In this person’s chart, most of the planets are on the left side of the chart (which is considered the east side, since that’s where the ascendant is).  This person is in a sowing lifestyle.  This tends to mean that the person has more choices in life direction, but has to expend effort to get there.  A reaping lifetime (most planets are west or right side of the chart) means that the person has fewer life choices, but can basically go through a life all set up for them.

Now let’s look at the aspects.  Or, at least, learn how to read the aspects.

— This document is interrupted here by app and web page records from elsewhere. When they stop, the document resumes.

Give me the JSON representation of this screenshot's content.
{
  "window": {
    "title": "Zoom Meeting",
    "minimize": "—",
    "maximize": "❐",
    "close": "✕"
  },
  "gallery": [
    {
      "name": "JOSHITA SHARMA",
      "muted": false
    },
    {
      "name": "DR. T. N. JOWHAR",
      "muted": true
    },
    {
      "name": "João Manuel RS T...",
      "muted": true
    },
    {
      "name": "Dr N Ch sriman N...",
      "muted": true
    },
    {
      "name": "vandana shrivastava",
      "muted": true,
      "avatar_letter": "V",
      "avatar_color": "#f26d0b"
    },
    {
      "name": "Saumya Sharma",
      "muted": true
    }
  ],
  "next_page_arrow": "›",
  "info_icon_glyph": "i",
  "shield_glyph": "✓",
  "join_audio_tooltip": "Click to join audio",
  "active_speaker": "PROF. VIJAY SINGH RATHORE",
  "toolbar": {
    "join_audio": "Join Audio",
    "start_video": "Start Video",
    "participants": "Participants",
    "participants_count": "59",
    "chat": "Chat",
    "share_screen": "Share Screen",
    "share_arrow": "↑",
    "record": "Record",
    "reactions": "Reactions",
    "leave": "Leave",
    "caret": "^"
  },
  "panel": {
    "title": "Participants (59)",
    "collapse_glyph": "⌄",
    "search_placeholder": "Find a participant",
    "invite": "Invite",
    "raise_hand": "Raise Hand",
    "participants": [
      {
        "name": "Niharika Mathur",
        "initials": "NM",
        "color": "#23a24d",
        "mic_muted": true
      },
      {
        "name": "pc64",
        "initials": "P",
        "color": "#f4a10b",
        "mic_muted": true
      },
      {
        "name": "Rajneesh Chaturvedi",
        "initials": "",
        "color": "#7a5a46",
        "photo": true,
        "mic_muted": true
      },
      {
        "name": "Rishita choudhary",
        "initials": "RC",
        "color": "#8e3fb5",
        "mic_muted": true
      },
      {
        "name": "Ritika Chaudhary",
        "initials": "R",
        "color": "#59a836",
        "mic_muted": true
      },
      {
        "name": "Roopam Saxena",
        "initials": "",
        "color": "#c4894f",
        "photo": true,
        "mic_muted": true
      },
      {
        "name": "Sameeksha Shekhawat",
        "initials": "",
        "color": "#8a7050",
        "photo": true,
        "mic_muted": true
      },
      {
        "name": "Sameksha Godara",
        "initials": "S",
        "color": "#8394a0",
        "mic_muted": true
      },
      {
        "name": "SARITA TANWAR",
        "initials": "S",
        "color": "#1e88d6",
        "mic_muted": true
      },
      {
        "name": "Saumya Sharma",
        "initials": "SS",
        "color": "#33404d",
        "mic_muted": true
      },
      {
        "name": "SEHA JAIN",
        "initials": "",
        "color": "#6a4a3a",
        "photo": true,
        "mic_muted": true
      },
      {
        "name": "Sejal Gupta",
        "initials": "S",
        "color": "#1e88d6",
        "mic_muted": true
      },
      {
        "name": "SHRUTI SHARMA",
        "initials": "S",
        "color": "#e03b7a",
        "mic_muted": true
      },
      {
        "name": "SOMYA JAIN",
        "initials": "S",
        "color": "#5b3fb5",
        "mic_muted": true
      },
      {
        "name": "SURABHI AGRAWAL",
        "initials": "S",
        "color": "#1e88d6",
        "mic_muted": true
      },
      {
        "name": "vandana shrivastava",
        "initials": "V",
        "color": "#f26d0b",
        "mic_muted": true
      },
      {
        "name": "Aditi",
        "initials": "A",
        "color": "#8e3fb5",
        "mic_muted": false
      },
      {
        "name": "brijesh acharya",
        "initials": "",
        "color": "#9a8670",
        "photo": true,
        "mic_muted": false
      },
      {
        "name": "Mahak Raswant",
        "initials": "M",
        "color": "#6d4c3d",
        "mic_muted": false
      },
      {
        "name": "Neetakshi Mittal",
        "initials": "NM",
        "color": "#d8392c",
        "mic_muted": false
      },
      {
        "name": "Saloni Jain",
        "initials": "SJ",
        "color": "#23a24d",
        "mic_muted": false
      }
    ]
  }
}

Do you see that blue triangle in the middle of the circle?  That’s a Grand Trine.  Actually, there’s two Grand Trines in almost the same place, as the Moon and Mercury are within one degree of each other.  Each of the legs of each Grand Trine is a Trine aspect (120 degrees), generally a very favorable aspect.  The points of that triangle correspond to the planets that the points are pointing to.  So the points on that Grand Trine are the Midheaven (on the top point, 28 degrees Leo), Moon/Mercury (lower left, 1 and 2 degrees Capricorn, respectively), and Saturn (lower right, 2 degrees Taurus).  Truth be told, having Saturn in favorable aspect to both Moon and Mercury is really favorable.

Most Grand Trines would be in the same elementfire, water, earth, or air.  This Grand Trine is an exception.  You can see that the the Moon, Mercury, and Saturn are in earth signs, but the Midheaven is in a fire sign.  This happened in this case because all three points — the two planets and the Midheaven — are very close to the cusps between two signs.  That can sometimes happen, but only when the planets are near cusps.

You can also see two blue lines emanating from that little key-like symbol, which is Chiron (at 2 degrees Aries) and both Venus (7 degrees Sagittarius) and Neptune (29 degrees Scorpio).  Those those blue lines are trines.  These are not really exact aspects — there is a difference between the Venus/Chiron aspects of 5 degrees (in other words, they are 115 degrees apart instead of 120) and there is a difference between the Neptune/Chiron aspect of 3 degrees (they are 123 degrees apart).

The 5 degree and 3 degree differences are known as orbs.  There is an amount of leeway allowed in an aspect, and an orb is the difference between the pure angle (120 degrees in the case of a trine, 90 degrees for a square, etc.) and the actual angle.  These orbs are rather large in this case, so the influence of the aspect is weaker, especially the larger the orb, or the further away.

Squares are 90 degrees apart, so when you see two planets connected to each other roughly 90 degrees apart, that line is a square line.  In this case Mars and Neptune are connected by a red line.  It’s kind of hard to see because that area of the chart has a lot of planets and all of the aspect lines between them are crowding each other out.

Just to flesh out the details:  any brown lines (there are three in this chart, the easiest to see is the one between the Midheaven and Chiron) are quincunx lines (150 degrees).  The magenta lines between Venus (7 degrees Sagittarius, 2nd house), Saturn (2 degrees Taurus, 7th house), and Pluto (27 degrees Virgo, 11th house) are quintile lines.  Venus/Saturn and Saturn/Pluto are biquintile (144 degrees) and Venus/Pluto is quintile (72 degrees).  Quintiles are considered favorable.  (They usually have to do with talents and spirituality).  Sextile lines (60 degrees) are green and opposition lines (also red) are oppositions (180 degrees).  There’s an opposition in this chart between Jupiter (29 degrees Libra) and Saturn (2 degrees Taurus).

Quincunx are mildly challenging, oppositions tend to be challenging, but sextiles and quintiles are usually favorable, although in different ways.

Hopefully this serves as a good introduction for how to read a birth chart.  You will get better at this!